Problem to work on: The answer is to consist only of an exact retyping of the lines from the one containing "Give me the" to the end of the entries, without pictures.

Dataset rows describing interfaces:
'''
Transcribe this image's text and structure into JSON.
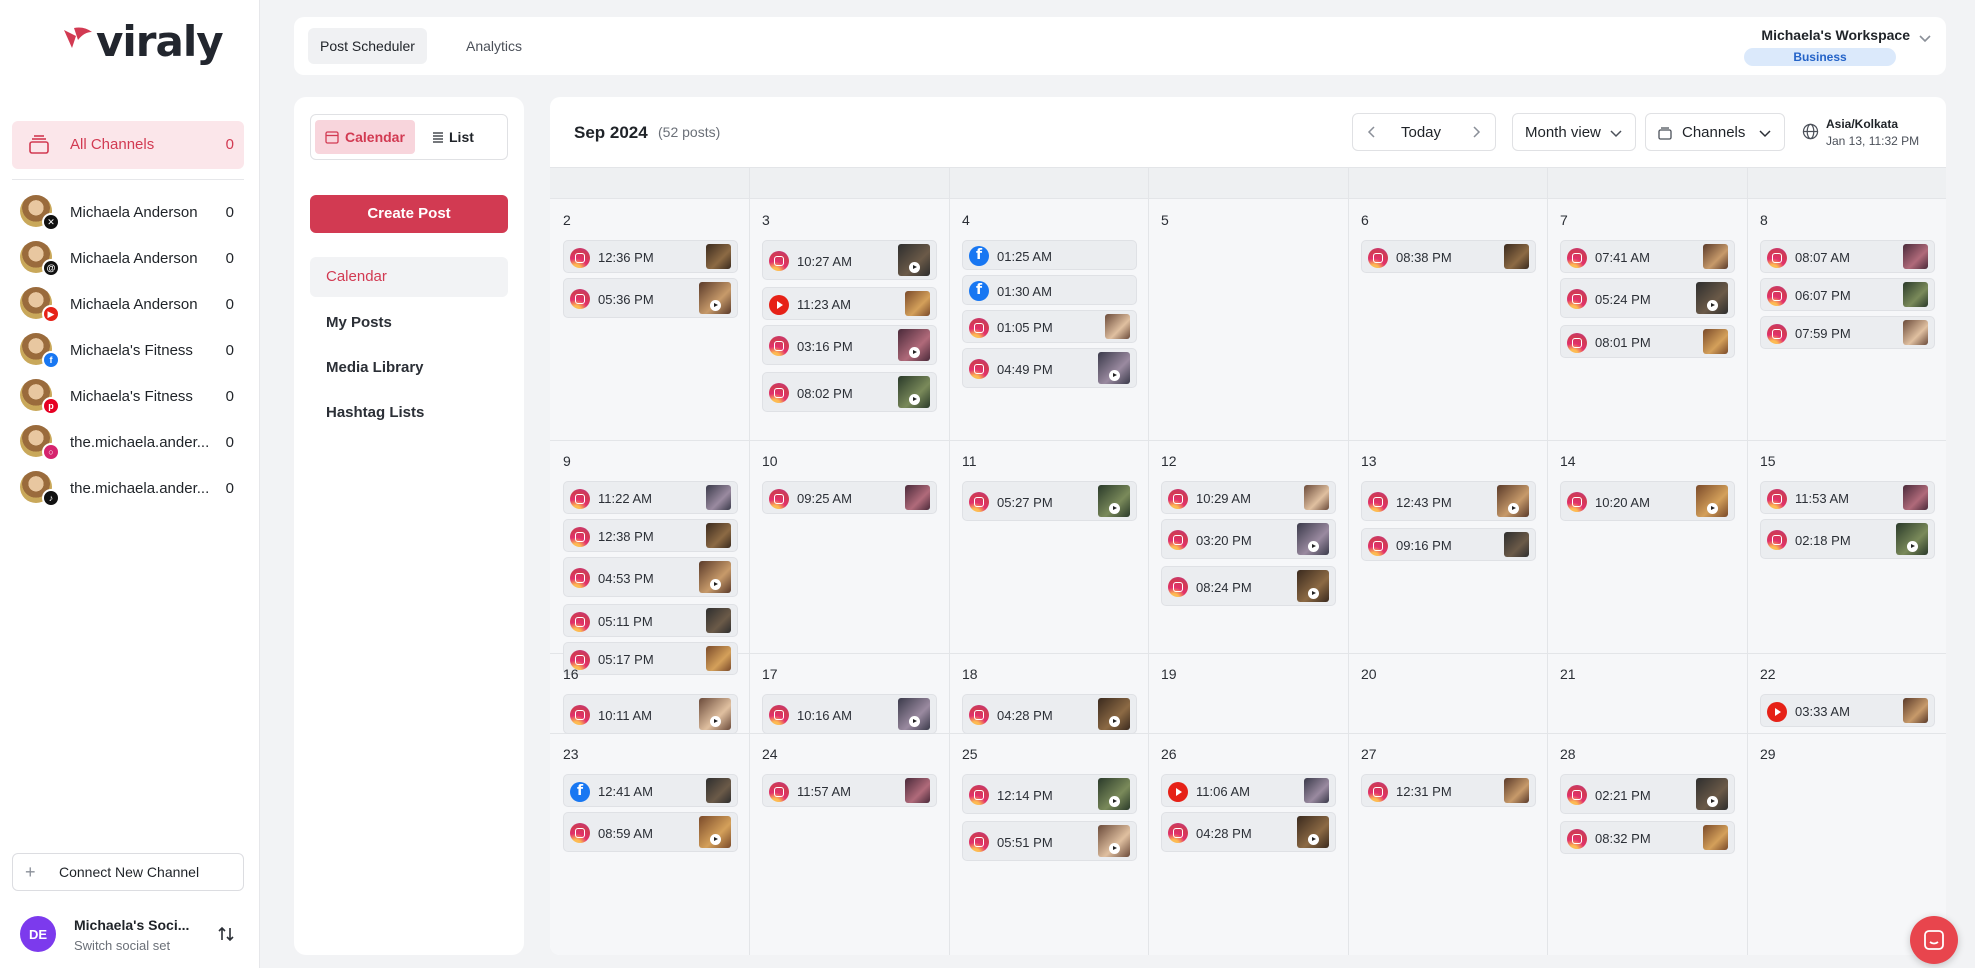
{
  "brand": {
    "name": "viraly"
  },
  "sidebar": {
    "all_channels": {
      "label": "All Channels",
      "count": "0"
    },
    "channels": [
      {
        "name": "Michaela Anderson",
        "count": "0",
        "platform": "x-icon"
      },
      {
        "name": "Michaela Anderson",
        "count": "0",
        "platform": "threads-icon"
      },
      {
        "name": "Michaela Anderson",
        "count": "0",
        "platform": "youtube-icon"
      },
      {
        "name": "Michaela's Fitness",
        "count": "0",
        "platform": "facebook-icon"
      },
      {
        "name": "Michaela's Fitness",
        "count": "0",
        "platform": "pinterest-icon"
      },
      {
        "name": "the.michaela.ander...",
        "count": "0",
        "platform": "instagram-icon"
      },
      {
        "name": "the.michaela.ander...",
        "count": "0",
        "platform": "tiktok-icon"
      }
    ],
    "connect_label": "Connect New Channel",
    "social_set": {
      "initials": "DE",
      "name": "Michaela's Soci...",
      "sub": "Switch social set"
    }
  },
  "topbar": {
    "tabs": [
      "Post Scheduler",
      "Analytics"
    ],
    "workspace": "Michaela's Workspace",
    "plan": "Business"
  },
  "nav": {
    "view_calendar": "Calendar",
    "view_list": "List",
    "create_post": "Create Post",
    "items": [
      "Calendar",
      "My Posts",
      "Media Library",
      "Hashtag Lists"
    ]
  },
  "calendar": {
    "month": "Sep 2024",
    "post_count": "(52 posts)",
    "today_label": "Today",
    "view_label": "Month view",
    "channels_label": "Channels",
    "timezone": "Asia/Kolkata",
    "now": "Jan 13, 11:32 PM",
    "weeks": [
      {
        "days": [
          {
            "num": "2",
            "posts": [
              {
                "t": "12:36 PM",
                "p": "ig",
                "v": false
              },
              {
                "t": "05:36 PM",
                "p": "ig",
                "v": true
              }
            ]
          },
          {
            "num": "3",
            "posts": [
              {
                "t": "10:27 AM",
                "p": "ig",
                "v": true
              },
              {
                "t": "11:23 AM",
                "p": "yt",
                "v": false
              },
              {
                "t": "03:16 PM",
                "p": "ig",
                "v": true
              },
              {
                "t": "08:02 PM",
                "p": "ig",
                "v": true
              }
            ]
          },
          {
            "num": "4",
            "posts": [
              {
                "t": "01:25 AM",
                "p": "fb",
                "n": true
              },
              {
                "t": "01:30 AM",
                "p": "fb",
                "n": true
              },
              {
                "t": "01:05 PM",
                "p": "ig",
                "v": false
              },
              {
                "t": "04:49 PM",
                "p": "ig",
                "v": true
              }
            ]
          },
          {
            "num": "5",
            "posts": []
          },
          {
            "num": "6",
            "posts": [
              {
                "t": "08:38 PM",
                "p": "ig",
                "v": false
              }
            ]
          },
          {
            "num": "7",
            "posts": [
              {
                "t": "07:41 AM",
                "p": "ig",
                "v": false
              },
              {
                "t": "05:24 PM",
                "p": "ig",
                "v": true
              },
              {
                "t": "08:01 PM",
                "p": "ig",
                "v": false
              }
            ]
          },
          {
            "num": "8",
            "posts": [
              {
                "t": "08:07 AM",
                "p": "ig",
                "v": false
              },
              {
                "t": "06:07 PM",
                "p": "ig",
                "v": false
              },
              {
                "t": "07:59 PM",
                "p": "ig",
                "v": false
              }
            ]
          }
        ]
      },
      {
        "days": [
          {
            "num": "9",
            "posts": [
              {
                "t": "11:22 AM",
                "p": "ig",
                "v": false
              },
              {
                "t": "12:38 PM",
                "p": "ig",
                "v": false
              },
              {
                "t": "04:53 PM",
                "p": "ig",
                "v": true
              },
              {
                "t": "05:11 PM",
                "p": "ig",
                "v": false
              },
              {
                "t": "05:17 PM",
                "p": "ig",
                "v": false
              }
            ]
          },
          {
            "num": "10",
            "posts": [
              {
                "t": "09:25 AM",
                "p": "ig",
                "v": false
              }
            ]
          },
          {
            "num": "11",
            "posts": [
              {
                "t": "05:27 PM",
                "p": "ig",
                "v": true
              }
            ]
          },
          {
            "num": "12",
            "posts": [
              {
                "t": "10:29 AM",
                "p": "ig",
                "v": false
              },
              {
                "t": "03:20 PM",
                "p": "ig",
                "v": true
              },
              {
                "t": "08:24 PM",
                "p": "ig",
                "v": true
              }
            ]
          },
          {
            "num": "13",
            "posts": [
              {
                "t": "12:43 PM",
                "p": "ig",
                "v": true
              },
              {
                "t": "09:16 PM",
                "p": "ig",
                "v": false
              }
            ]
          },
          {
            "num": "14",
            "posts": [
              {
                "t": "10:20 AM",
                "p": "ig",
                "v": true
              }
            ]
          },
          {
            "num": "15",
            "posts": [
              {
                "t": "11:53 AM",
                "p": "ig",
                "v": false
              },
              {
                "t": "02:18 PM",
                "p": "ig",
                "v": true
              }
            ]
          }
        ]
      },
      {
        "days": [
          {
            "num": "16",
            "posts": [
              {
                "t": "10:11 AM",
                "p": "ig",
                "v": true
              }
            ]
          },
          {
            "num": "17",
            "posts": [
              {
                "t": "10:16 AM",
                "p": "ig",
                "v": true
              }
            ]
          },
          {
            "num": "18",
            "posts": [
              {
                "t": "04:28 PM",
                "p": "ig",
                "v": true
              }
            ]
          },
          {
            "num": "19",
            "posts": []
          },
          {
            "num": "20",
            "posts": []
          },
          {
            "num": "21",
            "posts": []
          },
          {
            "num": "22",
            "posts": [
              {
                "t": "03:33 AM",
                "p": "yt",
                "v": false
              }
            ]
          }
        ]
      },
      {
        "days": [
          {
            "num": "23",
            "posts": [
              {
                "t": "12:41 AM",
                "p": "fb",
                "v": false
              },
              {
                "t": "08:59 AM",
                "p": "ig",
                "v": true
              }
            ]
          },
          {
            "num": "24",
            "posts": [
              {
                "t": "11:57 AM",
                "p": "ig",
                "v": false
              }
            ]
          },
          {
            "num": "25",
            "posts": [
              {
                "t": "12:14 PM",
                "p": "ig",
                "v": true
              },
              {
                "t": "05:51 PM",
                "p": "ig",
                "v": true
              }
            ]
          },
          {
            "num": "26",
            "posts": [
              {
                "t": "11:06 AM",
                "p": "yt",
                "v": false
              },
              {
                "t": "04:28 PM",
                "p": "ig",
                "v": true
              }
            ]
          },
          {
            "num": "27",
            "posts": [
              {
                "t": "12:31 PM",
                "p": "ig",
                "v": false
              }
            ]
          },
          {
            "num": "28",
            "posts": [
              {
                "t": "02:21 PM",
                "p": "ig",
                "v": true
              },
              {
                "t": "08:32 PM",
                "p": "ig",
                "v": false
              }
            ]
          },
          {
            "num": "29",
            "posts": []
          }
        ]
      }
    ]
  },
  "colors": {
    "accent": "#d23a52",
    "accent_soft": "#fbe6ea",
    "plan_bg": "#dbe9fb",
    "plan_text": "#2463c8"
  }
}
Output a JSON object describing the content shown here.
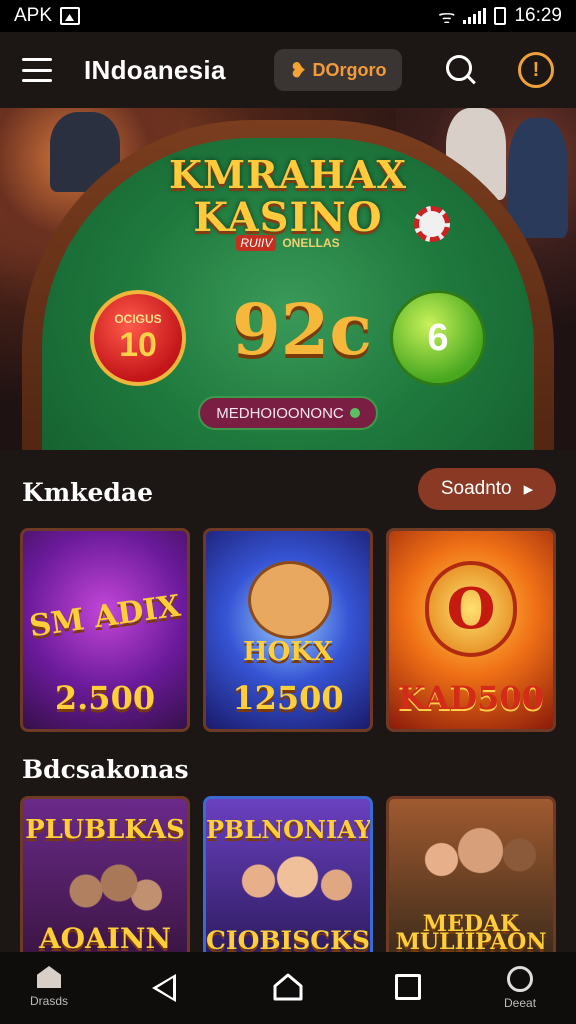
{
  "status_bar": {
    "carrier": "APK",
    "time": "16:29"
  },
  "header": {
    "title": "INdoanesia",
    "promo_label": "DOrgoro",
    "promo_icon": "v-icon"
  },
  "hero": {
    "title_line1": "KMRAHAX",
    "title_line2": "KASINO",
    "subtitle_badge": "RUIIV",
    "subtitle_text": "ONELLAS",
    "coin_left_small": "OCIGUS",
    "coin_left_value": "10",
    "big_value": "92c",
    "coin_right_value": "6",
    "pill_label": "MEDHOIOONONC"
  },
  "section1": {
    "title": "Kmkedae",
    "see_all": "Soadnto",
    "cards": [
      {
        "name": "SM ADIX",
        "amount": "2.500"
      },
      {
        "name": "HOKX",
        "amount": "12500"
      },
      {
        "name": "O",
        "amount": "KAD500"
      }
    ]
  },
  "section2": {
    "title": "Bdcsakonas",
    "cards": [
      {
        "top": "PLUBLKAS",
        "bottom": "AOAINN"
      },
      {
        "top": "PBLNONIAY",
        "bottom": "CIOBISCKS"
      },
      {
        "top": "MEDAK",
        "bottom": "MULIIPAON"
      }
    ]
  },
  "bottom_nav": {
    "home_label": "Drasds",
    "account_label": "Deeat"
  }
}
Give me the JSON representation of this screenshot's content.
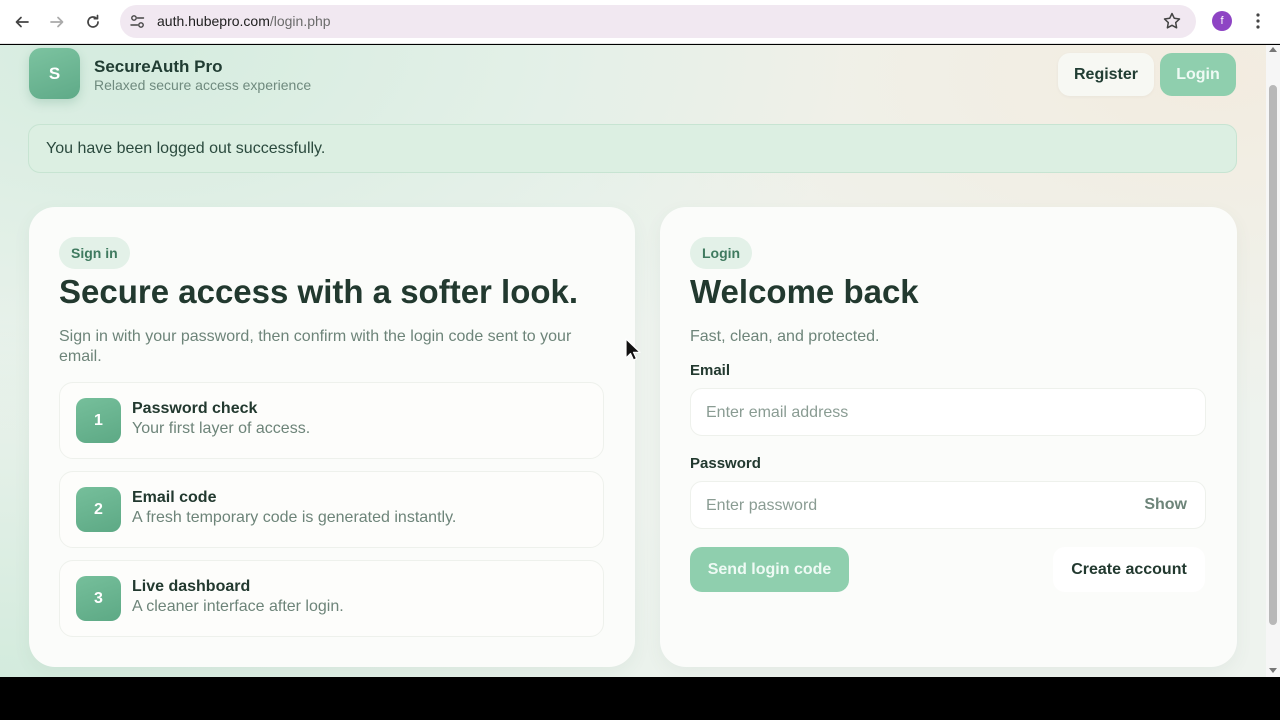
{
  "browser": {
    "url_host": "auth.hubepro.com",
    "url_path": "/login.php",
    "profile_initial": "f"
  },
  "header": {
    "logo_letter": "S",
    "brand_title": "SecureAuth Pro",
    "brand_subtitle": "Relaxed secure access experience",
    "register_label": "Register",
    "login_label": "Login"
  },
  "alert": {
    "message": "You have been logged out successfully."
  },
  "info_card": {
    "chip": "Sign in",
    "heading": "Secure access with a softer look.",
    "lead": "Sign in with your password, then confirm with the login code sent to your email.",
    "steps": [
      {
        "num": "1",
        "title": "Password check",
        "desc": "Your first layer of access."
      },
      {
        "num": "2",
        "title": "Email code",
        "desc": "A fresh temporary code is generated instantly."
      },
      {
        "num": "3",
        "title": "Live dashboard",
        "desc": "A cleaner interface after login."
      }
    ]
  },
  "login_card": {
    "chip": "Login",
    "heading": "Welcome back",
    "lead": "Fast, clean, and protected.",
    "email_label": "Email",
    "email_placeholder": "Enter email address",
    "password_label": "Password",
    "password_placeholder": "Enter password",
    "show_label": "Show",
    "send_label": "Send login code",
    "create_label": "Create account"
  },
  "colors": {
    "accent": "#8fcfae",
    "accent_dark": "#5faa88",
    "text_dark": "#22392f",
    "text_muted": "#6d8479"
  }
}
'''
Exercise result:
Give me the JSON representation of this screenshot's content.
{
  "browser": {
    "url_host": "auth.hubepro.com",
    "url_path": "/login.php",
    "profile_initial": "f"
  },
  "header": {
    "logo_letter": "S",
    "brand_title": "SecureAuth Pro",
    "brand_subtitle": "Relaxed secure access experience",
    "register_label": "Register",
    "login_label": "Login"
  },
  "alert": {
    "message": "You have been logged out successfully."
  },
  "info_card": {
    "chip": "Sign in",
    "heading": "Secure access with a softer look.",
    "lead": "Sign in with your password, then confirm with the login code sent to your email.",
    "steps": [
      {
        "num": "1",
        "title": "Password check",
        "desc": "Your first layer of access."
      },
      {
        "num": "2",
        "title": "Email code",
        "desc": "A fresh temporary code is generated instantly."
      },
      {
        "num": "3",
        "title": "Live dashboard",
        "desc": "A cleaner interface after login."
      }
    ]
  },
  "login_card": {
    "chip": "Login",
    "heading": "Welcome back",
    "lead": "Fast, clean, and protected.",
    "email_label": "Email",
    "email_placeholder": "Enter email address",
    "password_label": "Password",
    "password_placeholder": "Enter password",
    "show_label": "Show",
    "send_label": "Send login code",
    "create_label": "Create account"
  },
  "colors": {
    "accent": "#8fcfae",
    "accent_dark": "#5faa88",
    "text_dark": "#22392f",
    "text_muted": "#6d8479"
  }
}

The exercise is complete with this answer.